Return the records that follow, unchanged and complete.

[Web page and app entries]
>>>>

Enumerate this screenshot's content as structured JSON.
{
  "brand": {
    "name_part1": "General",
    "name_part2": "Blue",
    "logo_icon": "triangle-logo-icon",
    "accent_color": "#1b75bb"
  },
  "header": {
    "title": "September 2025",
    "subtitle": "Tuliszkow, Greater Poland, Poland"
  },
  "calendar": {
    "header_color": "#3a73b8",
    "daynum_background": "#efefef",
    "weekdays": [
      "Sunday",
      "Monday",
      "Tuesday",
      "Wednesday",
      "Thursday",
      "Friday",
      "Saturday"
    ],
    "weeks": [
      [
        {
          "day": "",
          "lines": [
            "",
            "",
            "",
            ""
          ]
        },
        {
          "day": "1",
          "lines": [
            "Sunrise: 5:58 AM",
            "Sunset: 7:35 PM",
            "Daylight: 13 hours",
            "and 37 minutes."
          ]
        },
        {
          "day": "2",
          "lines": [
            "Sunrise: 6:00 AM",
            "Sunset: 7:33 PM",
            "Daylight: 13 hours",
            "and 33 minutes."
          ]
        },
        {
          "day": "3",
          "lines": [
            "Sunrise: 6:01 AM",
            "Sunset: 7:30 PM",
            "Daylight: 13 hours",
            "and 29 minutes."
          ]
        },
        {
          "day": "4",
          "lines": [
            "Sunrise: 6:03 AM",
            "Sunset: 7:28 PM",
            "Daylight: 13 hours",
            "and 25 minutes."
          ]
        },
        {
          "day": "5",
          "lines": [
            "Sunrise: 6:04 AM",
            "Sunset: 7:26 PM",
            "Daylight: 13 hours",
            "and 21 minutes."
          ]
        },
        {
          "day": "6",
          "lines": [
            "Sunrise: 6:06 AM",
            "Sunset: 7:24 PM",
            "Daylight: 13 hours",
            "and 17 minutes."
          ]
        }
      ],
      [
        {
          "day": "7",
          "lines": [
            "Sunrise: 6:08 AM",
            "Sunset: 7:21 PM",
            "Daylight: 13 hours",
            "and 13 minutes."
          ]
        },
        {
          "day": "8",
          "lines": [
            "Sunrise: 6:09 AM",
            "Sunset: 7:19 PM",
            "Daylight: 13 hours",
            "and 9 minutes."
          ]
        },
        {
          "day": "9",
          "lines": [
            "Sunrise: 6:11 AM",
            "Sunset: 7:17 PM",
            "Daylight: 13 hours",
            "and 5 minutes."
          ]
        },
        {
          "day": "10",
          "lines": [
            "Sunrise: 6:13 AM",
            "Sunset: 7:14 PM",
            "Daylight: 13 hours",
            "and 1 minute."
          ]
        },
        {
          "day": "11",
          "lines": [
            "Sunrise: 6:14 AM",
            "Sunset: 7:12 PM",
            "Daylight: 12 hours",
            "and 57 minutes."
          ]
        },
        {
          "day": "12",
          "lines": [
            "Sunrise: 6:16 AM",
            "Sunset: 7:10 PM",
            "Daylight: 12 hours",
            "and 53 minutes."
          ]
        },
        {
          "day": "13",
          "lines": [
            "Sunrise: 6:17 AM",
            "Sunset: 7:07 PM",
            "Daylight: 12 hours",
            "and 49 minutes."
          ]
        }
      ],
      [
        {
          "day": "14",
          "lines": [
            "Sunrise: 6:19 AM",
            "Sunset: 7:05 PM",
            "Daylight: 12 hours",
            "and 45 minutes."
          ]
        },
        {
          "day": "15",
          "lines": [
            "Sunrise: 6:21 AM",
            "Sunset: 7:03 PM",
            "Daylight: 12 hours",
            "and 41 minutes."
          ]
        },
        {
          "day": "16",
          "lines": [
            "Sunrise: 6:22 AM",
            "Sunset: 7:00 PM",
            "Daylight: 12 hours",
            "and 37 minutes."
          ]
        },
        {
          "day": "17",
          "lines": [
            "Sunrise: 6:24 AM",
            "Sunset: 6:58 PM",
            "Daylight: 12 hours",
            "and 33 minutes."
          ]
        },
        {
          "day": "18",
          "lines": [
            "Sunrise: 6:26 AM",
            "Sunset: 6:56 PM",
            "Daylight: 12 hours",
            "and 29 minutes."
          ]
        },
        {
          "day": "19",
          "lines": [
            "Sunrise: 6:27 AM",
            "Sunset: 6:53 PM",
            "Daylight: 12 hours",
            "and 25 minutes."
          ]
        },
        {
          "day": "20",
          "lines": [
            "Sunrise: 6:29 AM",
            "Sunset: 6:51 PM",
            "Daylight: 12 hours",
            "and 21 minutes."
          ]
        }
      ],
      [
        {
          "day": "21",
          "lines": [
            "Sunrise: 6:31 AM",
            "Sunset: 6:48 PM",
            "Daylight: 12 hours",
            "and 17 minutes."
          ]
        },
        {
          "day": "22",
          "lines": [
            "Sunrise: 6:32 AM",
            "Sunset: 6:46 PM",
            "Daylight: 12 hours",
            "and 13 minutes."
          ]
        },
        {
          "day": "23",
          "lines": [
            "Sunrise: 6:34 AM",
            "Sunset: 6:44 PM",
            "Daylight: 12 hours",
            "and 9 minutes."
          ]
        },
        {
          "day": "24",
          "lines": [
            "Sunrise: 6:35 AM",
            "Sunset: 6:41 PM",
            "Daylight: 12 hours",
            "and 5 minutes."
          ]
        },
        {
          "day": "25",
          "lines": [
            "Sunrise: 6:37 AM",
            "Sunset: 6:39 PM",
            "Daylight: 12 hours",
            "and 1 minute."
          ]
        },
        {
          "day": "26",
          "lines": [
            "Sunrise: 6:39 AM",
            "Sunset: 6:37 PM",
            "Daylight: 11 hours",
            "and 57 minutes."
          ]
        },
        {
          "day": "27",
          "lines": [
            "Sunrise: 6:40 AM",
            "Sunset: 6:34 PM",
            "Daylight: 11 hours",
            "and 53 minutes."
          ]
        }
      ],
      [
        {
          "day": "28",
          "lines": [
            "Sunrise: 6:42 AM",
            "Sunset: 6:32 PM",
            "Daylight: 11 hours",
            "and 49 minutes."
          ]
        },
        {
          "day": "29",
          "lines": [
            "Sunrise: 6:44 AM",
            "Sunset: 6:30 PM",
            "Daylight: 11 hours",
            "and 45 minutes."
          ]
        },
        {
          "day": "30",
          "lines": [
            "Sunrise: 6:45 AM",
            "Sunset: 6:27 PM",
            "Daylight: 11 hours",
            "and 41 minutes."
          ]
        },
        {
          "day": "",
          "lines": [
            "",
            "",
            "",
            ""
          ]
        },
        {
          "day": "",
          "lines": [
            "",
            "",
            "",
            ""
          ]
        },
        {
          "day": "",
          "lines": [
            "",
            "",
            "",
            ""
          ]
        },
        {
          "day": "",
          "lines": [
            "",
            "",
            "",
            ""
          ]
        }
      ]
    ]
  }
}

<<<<

— Answer section —
Enumerate this screenshot's content as structured JSON.
{
  "brand": {
    "name_part1": "General",
    "name_part2": "Blue",
    "logo_icon": "triangle-logo-icon",
    "accent_color": "#1b75bb"
  },
  "header": {
    "title": "September 2025",
    "subtitle": "Tuliszkow, Greater Poland, Poland"
  },
  "calendar": {
    "header_color": "#3a73b8",
    "daynum_background": "#efefef",
    "weekdays": [
      "Sunday",
      "Monday",
      "Tuesday",
      "Wednesday",
      "Thursday",
      "Friday",
      "Saturday"
    ],
    "weeks": [
      [
        {
          "day": "",
          "lines": [
            "",
            "",
            "",
            ""
          ]
        },
        {
          "day": "1",
          "lines": [
            "Sunrise: 5:58 AM",
            "Sunset: 7:35 PM",
            "Daylight: 13 hours",
            "and 37 minutes."
          ]
        },
        {
          "day": "2",
          "lines": [
            "Sunrise: 6:00 AM",
            "Sunset: 7:33 PM",
            "Daylight: 13 hours",
            "and 33 minutes."
          ]
        },
        {
          "day": "3",
          "lines": [
            "Sunrise: 6:01 AM",
            "Sunset: 7:30 PM",
            "Daylight: 13 hours",
            "and 29 minutes."
          ]
        },
        {
          "day": "4",
          "lines": [
            "Sunrise: 6:03 AM",
            "Sunset: 7:28 PM",
            "Daylight: 13 hours",
            "and 25 minutes."
          ]
        },
        {
          "day": "5",
          "lines": [
            "Sunrise: 6:04 AM",
            "Sunset: 7:26 PM",
            "Daylight: 13 hours",
            "and 21 minutes."
          ]
        },
        {
          "day": "6",
          "lines": [
            "Sunrise: 6:06 AM",
            "Sunset: 7:24 PM",
            "Daylight: 13 hours",
            "and 17 minutes."
          ]
        }
      ],
      [
        {
          "day": "7",
          "lines": [
            "Sunrise: 6:08 AM",
            "Sunset: 7:21 PM",
            "Daylight: 13 hours",
            "and 13 minutes."
          ]
        },
        {
          "day": "8",
          "lines": [
            "Sunrise: 6:09 AM",
            "Sunset: 7:19 PM",
            "Daylight: 13 hours",
            "and 9 minutes."
          ]
        },
        {
          "day": "9",
          "lines": [
            "Sunrise: 6:11 AM",
            "Sunset: 7:17 PM",
            "Daylight: 13 hours",
            "and 5 minutes."
          ]
        },
        {
          "day": "10",
          "lines": [
            "Sunrise: 6:13 AM",
            "Sunset: 7:14 PM",
            "Daylight: 13 hours",
            "and 1 minute."
          ]
        },
        {
          "day": "11",
          "lines": [
            "Sunrise: 6:14 AM",
            "Sunset: 7:12 PM",
            "Daylight: 12 hours",
            "and 57 minutes."
          ]
        },
        {
          "day": "12",
          "lines": [
            "Sunrise: 6:16 AM",
            "Sunset: 7:10 PM",
            "Daylight: 12 hours",
            "and 53 minutes."
          ]
        },
        {
          "day": "13",
          "lines": [
            "Sunrise: 6:17 AM",
            "Sunset: 7:07 PM",
            "Daylight: 12 hours",
            "and 49 minutes."
          ]
        }
      ],
      [
        {
          "day": "14",
          "lines": [
            "Sunrise: 6:19 AM",
            "Sunset: 7:05 PM",
            "Daylight: 12 hours",
            "and 45 minutes."
          ]
        },
        {
          "day": "15",
          "lines": [
            "Sunrise: 6:21 AM",
            "Sunset: 7:03 PM",
            "Daylight: 12 hours",
            "and 41 minutes."
          ]
        },
        {
          "day": "16",
          "lines": [
            "Sunrise: 6:22 AM",
            "Sunset: 7:00 PM",
            "Daylight: 12 hours",
            "and 37 minutes."
          ]
        },
        {
          "day": "17",
          "lines": [
            "Sunrise: 6:24 AM",
            "Sunset: 6:58 PM",
            "Daylight: 12 hours",
            "and 33 minutes."
          ]
        },
        {
          "day": "18",
          "lines": [
            "Sunrise: 6:26 AM",
            "Sunset: 6:56 PM",
            "Daylight: 12 hours",
            "and 29 minutes."
          ]
        },
        {
          "day": "19",
          "lines": [
            "Sunrise: 6:27 AM",
            "Sunset: 6:53 PM",
            "Daylight: 12 hours",
            "and 25 minutes."
          ]
        },
        {
          "day": "20",
          "lines": [
            "Sunrise: 6:29 AM",
            "Sunset: 6:51 PM",
            "Daylight: 12 hours",
            "and 21 minutes."
          ]
        }
      ],
      [
        {
          "day": "21",
          "lines": [
            "Sunrise: 6:31 AM",
            "Sunset: 6:48 PM",
            "Daylight: 12 hours",
            "and 17 minutes."
          ]
        },
        {
          "day": "22",
          "lines": [
            "Sunrise: 6:32 AM",
            "Sunset: 6:46 PM",
            "Daylight: 12 hours",
            "and 13 minutes."
          ]
        },
        {
          "day": "23",
          "lines": [
            "Sunrise: 6:34 AM",
            "Sunset: 6:44 PM",
            "Daylight: 12 hours",
            "and 9 minutes."
          ]
        },
        {
          "day": "24",
          "lines": [
            "Sunrise: 6:35 AM",
            "Sunset: 6:41 PM",
            "Daylight: 12 hours",
            "and 5 minutes."
          ]
        },
        {
          "day": "25",
          "lines": [
            "Sunrise: 6:37 AM",
            "Sunset: 6:39 PM",
            "Daylight: 12 hours",
            "and 1 minute."
          ]
        },
        {
          "day": "26",
          "lines": [
            "Sunrise: 6:39 AM",
            "Sunset: 6:37 PM",
            "Daylight: 11 hours",
            "and 57 minutes."
          ]
        },
        {
          "day": "27",
          "lines": [
            "Sunrise: 6:40 AM",
            "Sunset: 6:34 PM",
            "Daylight: 11 hours",
            "and 53 minutes."
          ]
        }
      ],
      [
        {
          "day": "28",
          "lines": [
            "Sunrise: 6:42 AM",
            "Sunset: 6:32 PM",
            "Daylight: 11 hours",
            "and 49 minutes."
          ]
        },
        {
          "day": "29",
          "lines": [
            "Sunrise: 6:44 AM",
            "Sunset: 6:30 PM",
            "Daylight: 11 hours",
            "and 45 minutes."
          ]
        },
        {
          "day": "30",
          "lines": [
            "Sunrise: 6:45 AM",
            "Sunset: 6:27 PM",
            "Daylight: 11 hours",
            "and 41 minutes."
          ]
        },
        {
          "day": "",
          "lines": [
            "",
            "",
            "",
            ""
          ]
        },
        {
          "day": "",
          "lines": [
            "",
            "",
            "",
            ""
          ]
        },
        {
          "day": "",
          "lines": [
            "",
            "",
            "",
            ""
          ]
        },
        {
          "day": "",
          "lines": [
            "",
            "",
            "",
            ""
          ]
        }
      ]
    ]
  }
}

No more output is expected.